[Ed note: Bearing in mind the piranhic frenzy regarding a car bumper sticker this week, I was so tempted to call this post 'What the Fuck Would Jesus Do?', but I went with the above instead.]
A week or so ago I wrote 'Why are Christian Men Not All Raving Feminists?', regarding my observation that there had been a lack of their presence on Twitter regarding the abuse received by Caroline Criado Perez.
This began an interesting conversation with Steve Holmes in the comments section of that post and then he blogged further on his reflections here.
I too have been further musing on our conversation and, mirroring his honesty, want to take you through some of the thoughts and feelings around this issue and blogging about this issue.
It took a bit of courage to blog that piece you see.
I absolutely do not *ever* wish to write a post of the 'poor me' variety, but I do want to say that sometimes it takes rather a lot of courage to write, blog, tweet in a way that is consistently exposing the sexism that is part of the air that we breathe (and most people do inhale...) - see, it's not 'poor me', it's actually 'well done me'. But the risk is that you may not feel that you can engage with me if I say it too much, because you're nice, and don't want to be mean to the poor feminist.
However, I did want to point it out, because it's part of the dialogue.
Let me start a bit further back....
When I was at college training for ordination here are some of the things that I observed or experienced:
- I raised my hand to ask a question in a lecture and the male student next to me leaned over, dug his hand into my shoulder and said 'just getting rid of that chip'.
- One of the female students asked for more sanitary towel bins on toilets of the block where she was living and was told they weren't in budget.
- Another female student discussed some sexist comments she'd experienced, with a member of staff and was told to accept it as 'banter'.
- I was carrying two teapots to the common room and a male student going past me quipped 'nice jugs' (it's a euphemism for boobies - tee hee...why aren't you laughing...you must have had a SOH failure surely?).

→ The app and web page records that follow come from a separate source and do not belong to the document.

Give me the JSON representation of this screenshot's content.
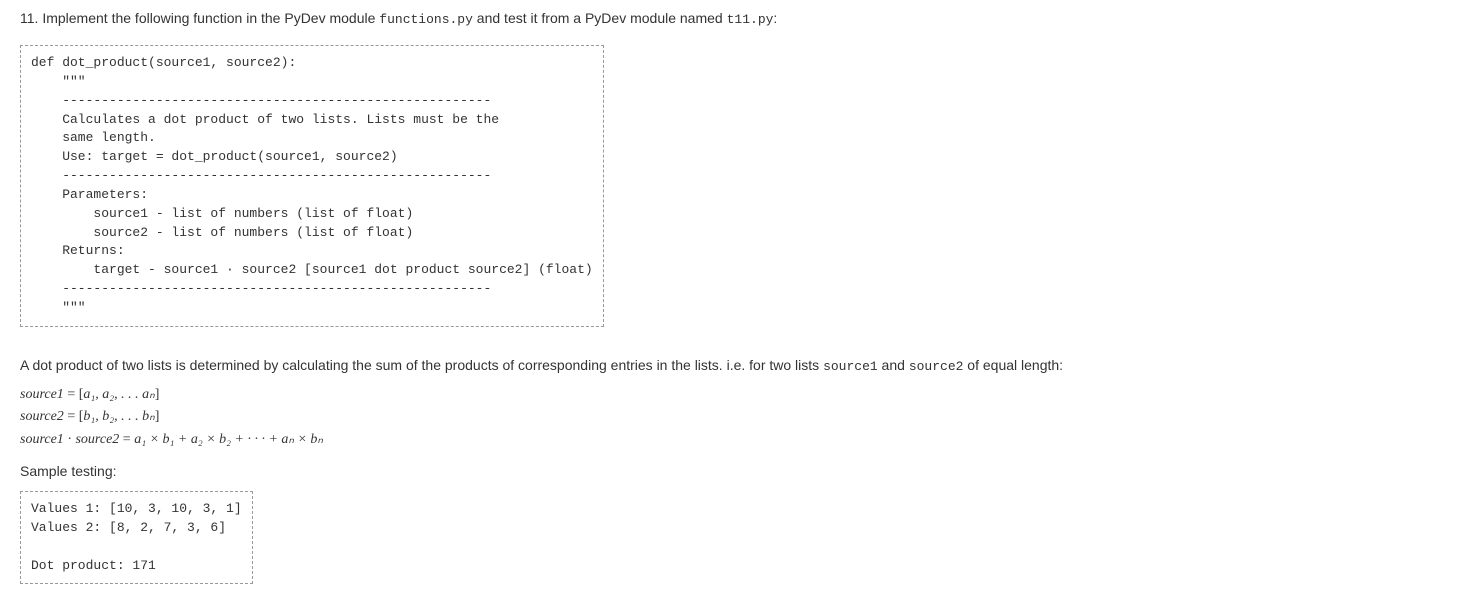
{
  "question": {
    "number": "11.",
    "intro_before_code1": " Implement the following function in the PyDev module ",
    "code1": "functions.py",
    "intro_mid": " and test it from a PyDev module named ",
    "code2": "t11.py",
    "intro_after": ":"
  },
  "code_block": "def dot_product(source1, source2):\n    \"\"\"\n    -------------------------------------------------------\n    Calculates a dot product of two lists. Lists must be the\n    same length.\n    Use: target = dot_product(source1, source2)\n    -------------------------------------------------------\n    Parameters:\n        source1 - list of numbers (list of float)\n        source2 - list of numbers (list of float)\n    Returns:\n        target - source1 · source2 [source1 dot product source2] (float)\n    -------------------------------------------------------\n    \"\"\"",
  "explanation": {
    "before_s1": "A dot product of two lists is determined by calculating the sum of the products of corresponding entries in the lists. i.e. for two lists ",
    "s1": "source1",
    "mid": " and ",
    "s2": "source2",
    "after": " of equal length:"
  },
  "math": {
    "line1_lhs": "source1",
    "line1_eq": " = ",
    "line1_rhs_open": "[",
    "line1_rhs_items": "a₁, a₂, . . . aₙ",
    "line1_rhs_close": "]",
    "line2_lhs": "source2",
    "line2_eq": " = ",
    "line2_rhs_open": "[",
    "line2_rhs_items": "b₁, b₂, . . . bₙ",
    "line2_rhs_close": "]",
    "line3_lhs1": "source1",
    "line3_dot": " · ",
    "line3_lhs2": "source2",
    "line3_eq": " = ",
    "line3_rhs": "a₁ × b₁ + a₂ × b₂ + · · · + aₙ × bₙ"
  },
  "sample_label": "Sample testing:",
  "sample_block": "Values 1: [10, 3, 10, 3, 1]\nValues 2: [8, 2, 7, 3, 6]\n\nDot product: 171"
}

- In our student common room meeting to elect new committee members, the only woman to be elected was welcomed as the 'sex-retary' ('Cos she was the new Secretary of the committee and 'Sec' is a bit like 'Sex' and we all know what secretaries like doing don't we... - gettit? *sigh*)

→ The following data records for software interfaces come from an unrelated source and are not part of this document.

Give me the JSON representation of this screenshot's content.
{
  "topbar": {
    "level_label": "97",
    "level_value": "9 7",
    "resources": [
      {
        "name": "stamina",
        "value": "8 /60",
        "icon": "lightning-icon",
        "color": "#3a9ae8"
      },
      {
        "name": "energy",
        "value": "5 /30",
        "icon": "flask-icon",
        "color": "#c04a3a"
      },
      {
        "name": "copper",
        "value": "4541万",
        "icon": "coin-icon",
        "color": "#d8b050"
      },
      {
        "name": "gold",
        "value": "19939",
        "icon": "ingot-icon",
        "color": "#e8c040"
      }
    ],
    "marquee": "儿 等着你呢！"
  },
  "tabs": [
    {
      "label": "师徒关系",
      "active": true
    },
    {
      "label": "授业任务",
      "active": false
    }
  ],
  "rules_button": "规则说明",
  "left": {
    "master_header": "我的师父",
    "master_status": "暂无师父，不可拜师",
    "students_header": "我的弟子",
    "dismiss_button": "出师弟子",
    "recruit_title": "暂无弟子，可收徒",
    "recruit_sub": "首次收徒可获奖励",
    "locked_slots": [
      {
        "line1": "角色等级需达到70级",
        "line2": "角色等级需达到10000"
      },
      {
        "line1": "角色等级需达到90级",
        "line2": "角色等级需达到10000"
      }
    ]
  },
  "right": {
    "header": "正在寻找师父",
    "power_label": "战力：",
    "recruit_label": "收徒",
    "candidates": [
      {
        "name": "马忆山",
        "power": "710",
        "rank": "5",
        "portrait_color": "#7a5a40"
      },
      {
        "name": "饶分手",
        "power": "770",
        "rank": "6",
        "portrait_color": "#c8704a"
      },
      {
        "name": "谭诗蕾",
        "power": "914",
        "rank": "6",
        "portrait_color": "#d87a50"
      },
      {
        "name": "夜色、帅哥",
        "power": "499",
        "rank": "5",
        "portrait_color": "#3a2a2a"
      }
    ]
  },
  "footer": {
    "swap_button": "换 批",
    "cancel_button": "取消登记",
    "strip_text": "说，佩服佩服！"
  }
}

[Ed note: I have since been contacted by someone who would like me to clarify the following about the above statement: 'A public nomination paper for Secretary of the Student Common Room was graffiti'd to read 'sexretary' - the nominee was a woman'.]
I could go on, but you might think I'm overegging the point.
Of course I have had many more experiences before and since, which make me want to cross my eyes or poke someone else's out..or something. But the point is that *this* is my baseline people. Do you get it?
In some ways it means I'm very easily pleased - you get above the baseline merely by not being someone who's going to comment on my tits.
So when Steve asks 'Why do you call me good?' - and I really do get his point, it stands alone, as well as part of our conversation - but can I explain that my expectations have been set staggeringly low? It's understandable I think that Steve (and not just Steve, please be assured I've got some fantastic male friends), goes so far above the baseline that we all get a bit dizzy. I'm just so ecstatic when someone - particularly a colleague, ordained as leader/priest - goes beyond the 'get over it' or 'let's just get on with the important stuff/Gospel' and actually appears to understand issues such as privilege and the assault that sexism and misogyny commits on the Gospel.
So I wonder if perhaps he and others of that ilk could bear the understandably heavy load of 'good' just for a little bit?
I know it feels heavy. I'm sorry for that.
And that's where I think Steve really did 'get it' from his blogpost - that the 'getting it', is about understanding the impact it has when Christian men, stand up - all by themselves - and say 'not good enough' or 'keep going'.
You know, when Steve commented on my initial blogpost, I wanted to say 'nooooooo, I didn't mean youuuuuu'. It was one of my worries about writing a piece like that - that the people who need to hear it least, hear it most. Or that it will just descend into my being interpreted as a bitter harridan even by those men who are 'supporters' of women. ('Sigh...She's started on us now...')
But the reality is that we need you to 'get it', so I'm glad I wrote it, even with that risk attached. We need you to 'get' that the tidal wave of negative criticism we get, not just about being women, but about being women who think about what it means to be women, and talk about it out loud, is incessant.
That when someone tells me I 'hate men', I wonder if it's true.
That when someone tells me to 'hush up', I wonder if I should.
It's just so much noise.
I am not ashamed to say that it's music to my ears when someone (a man) says 'no it's not true' and 'no you shouldn't'.
It may even be very good.